> **What you are asked to do**: What lines below contain the string "have"? List them all.

> **Raw data**:
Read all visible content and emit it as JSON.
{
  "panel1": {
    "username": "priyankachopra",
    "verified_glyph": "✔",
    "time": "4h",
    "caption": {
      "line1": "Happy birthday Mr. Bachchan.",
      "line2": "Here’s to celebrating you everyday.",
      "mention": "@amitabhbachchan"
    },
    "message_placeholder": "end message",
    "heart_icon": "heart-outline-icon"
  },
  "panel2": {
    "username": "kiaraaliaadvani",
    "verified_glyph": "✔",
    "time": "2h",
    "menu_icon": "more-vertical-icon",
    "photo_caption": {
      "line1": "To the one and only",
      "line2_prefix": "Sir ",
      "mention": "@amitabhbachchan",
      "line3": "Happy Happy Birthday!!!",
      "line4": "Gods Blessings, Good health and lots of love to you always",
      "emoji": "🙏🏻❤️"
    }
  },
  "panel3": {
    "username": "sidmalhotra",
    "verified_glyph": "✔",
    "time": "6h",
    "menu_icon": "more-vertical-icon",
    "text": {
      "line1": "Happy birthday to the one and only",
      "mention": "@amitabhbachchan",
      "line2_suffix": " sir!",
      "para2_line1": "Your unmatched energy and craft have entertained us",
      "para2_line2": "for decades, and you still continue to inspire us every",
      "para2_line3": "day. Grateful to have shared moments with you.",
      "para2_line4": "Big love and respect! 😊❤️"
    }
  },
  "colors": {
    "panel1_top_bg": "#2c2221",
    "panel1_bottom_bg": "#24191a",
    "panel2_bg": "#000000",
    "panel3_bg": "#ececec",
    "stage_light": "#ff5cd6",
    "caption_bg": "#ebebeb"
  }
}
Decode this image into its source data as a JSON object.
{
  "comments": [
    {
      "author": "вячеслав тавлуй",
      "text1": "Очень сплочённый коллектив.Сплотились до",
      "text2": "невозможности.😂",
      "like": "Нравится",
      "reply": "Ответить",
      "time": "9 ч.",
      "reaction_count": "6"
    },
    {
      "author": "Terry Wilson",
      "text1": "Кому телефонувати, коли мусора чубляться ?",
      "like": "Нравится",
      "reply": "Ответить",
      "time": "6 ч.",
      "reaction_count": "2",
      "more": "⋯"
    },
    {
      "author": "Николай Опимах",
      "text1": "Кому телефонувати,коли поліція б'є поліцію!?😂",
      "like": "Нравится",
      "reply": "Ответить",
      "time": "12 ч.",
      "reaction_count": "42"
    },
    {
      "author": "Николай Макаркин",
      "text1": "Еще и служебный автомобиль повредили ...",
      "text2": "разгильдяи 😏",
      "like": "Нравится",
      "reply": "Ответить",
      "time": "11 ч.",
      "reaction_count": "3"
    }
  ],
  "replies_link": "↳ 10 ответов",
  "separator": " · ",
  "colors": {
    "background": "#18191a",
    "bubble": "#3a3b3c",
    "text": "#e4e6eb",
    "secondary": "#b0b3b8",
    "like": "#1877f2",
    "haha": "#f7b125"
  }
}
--
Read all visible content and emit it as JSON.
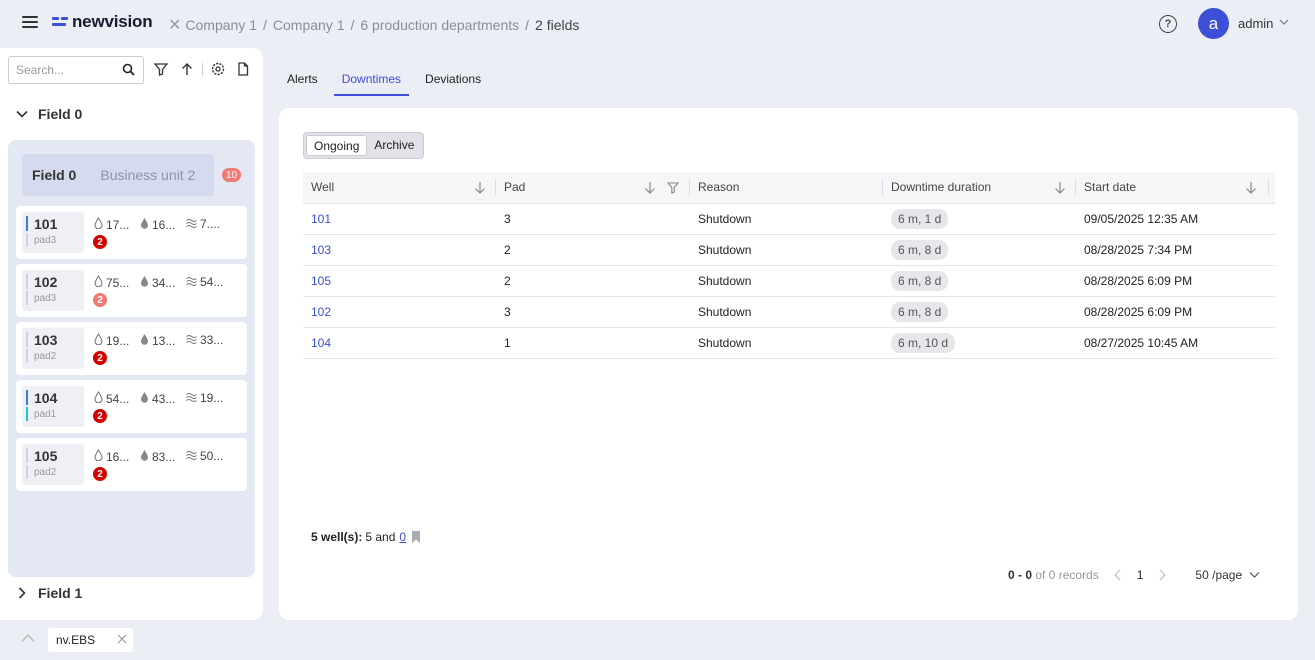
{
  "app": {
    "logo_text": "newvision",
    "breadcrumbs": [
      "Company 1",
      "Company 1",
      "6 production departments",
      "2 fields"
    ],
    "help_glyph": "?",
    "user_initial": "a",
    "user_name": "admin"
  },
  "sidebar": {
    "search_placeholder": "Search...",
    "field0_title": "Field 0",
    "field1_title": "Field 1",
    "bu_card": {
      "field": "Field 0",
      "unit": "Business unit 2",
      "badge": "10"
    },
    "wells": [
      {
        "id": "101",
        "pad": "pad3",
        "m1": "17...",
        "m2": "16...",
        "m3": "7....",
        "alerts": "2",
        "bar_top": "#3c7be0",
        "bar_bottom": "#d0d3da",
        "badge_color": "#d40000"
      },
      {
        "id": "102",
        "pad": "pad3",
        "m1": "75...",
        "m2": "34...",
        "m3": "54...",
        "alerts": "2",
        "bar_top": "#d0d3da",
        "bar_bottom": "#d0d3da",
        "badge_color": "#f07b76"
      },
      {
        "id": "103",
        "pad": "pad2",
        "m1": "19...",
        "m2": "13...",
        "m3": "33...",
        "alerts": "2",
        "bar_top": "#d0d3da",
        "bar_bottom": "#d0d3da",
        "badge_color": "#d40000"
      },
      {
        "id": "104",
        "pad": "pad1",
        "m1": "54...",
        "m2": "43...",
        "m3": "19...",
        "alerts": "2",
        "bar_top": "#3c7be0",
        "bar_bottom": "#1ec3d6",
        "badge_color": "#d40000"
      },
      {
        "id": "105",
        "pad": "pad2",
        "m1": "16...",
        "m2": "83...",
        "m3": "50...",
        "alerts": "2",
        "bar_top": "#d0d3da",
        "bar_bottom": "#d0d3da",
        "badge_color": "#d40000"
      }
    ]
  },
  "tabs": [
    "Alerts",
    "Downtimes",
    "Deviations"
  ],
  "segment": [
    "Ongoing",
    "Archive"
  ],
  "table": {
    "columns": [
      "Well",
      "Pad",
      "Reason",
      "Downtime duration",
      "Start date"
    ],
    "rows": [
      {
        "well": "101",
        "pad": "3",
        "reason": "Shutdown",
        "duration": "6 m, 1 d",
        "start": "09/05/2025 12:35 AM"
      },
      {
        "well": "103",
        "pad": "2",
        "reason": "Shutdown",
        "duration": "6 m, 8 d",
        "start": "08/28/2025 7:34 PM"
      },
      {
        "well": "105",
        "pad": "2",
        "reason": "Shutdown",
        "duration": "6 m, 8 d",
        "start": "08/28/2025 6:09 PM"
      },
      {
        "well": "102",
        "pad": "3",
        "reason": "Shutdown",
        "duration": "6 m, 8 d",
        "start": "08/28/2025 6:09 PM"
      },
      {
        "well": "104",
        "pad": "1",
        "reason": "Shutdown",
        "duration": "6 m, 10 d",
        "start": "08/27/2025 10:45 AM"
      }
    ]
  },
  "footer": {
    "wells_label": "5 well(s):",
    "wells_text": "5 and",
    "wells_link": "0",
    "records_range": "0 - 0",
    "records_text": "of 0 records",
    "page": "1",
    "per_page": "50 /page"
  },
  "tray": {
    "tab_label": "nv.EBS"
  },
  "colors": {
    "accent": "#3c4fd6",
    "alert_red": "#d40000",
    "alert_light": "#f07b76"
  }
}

> **Answer to this task**:
      "para2_line1": "Your unmatched energy and craft have entertained us",
      "para2_line3": "day. Grateful to have shared moments with you.",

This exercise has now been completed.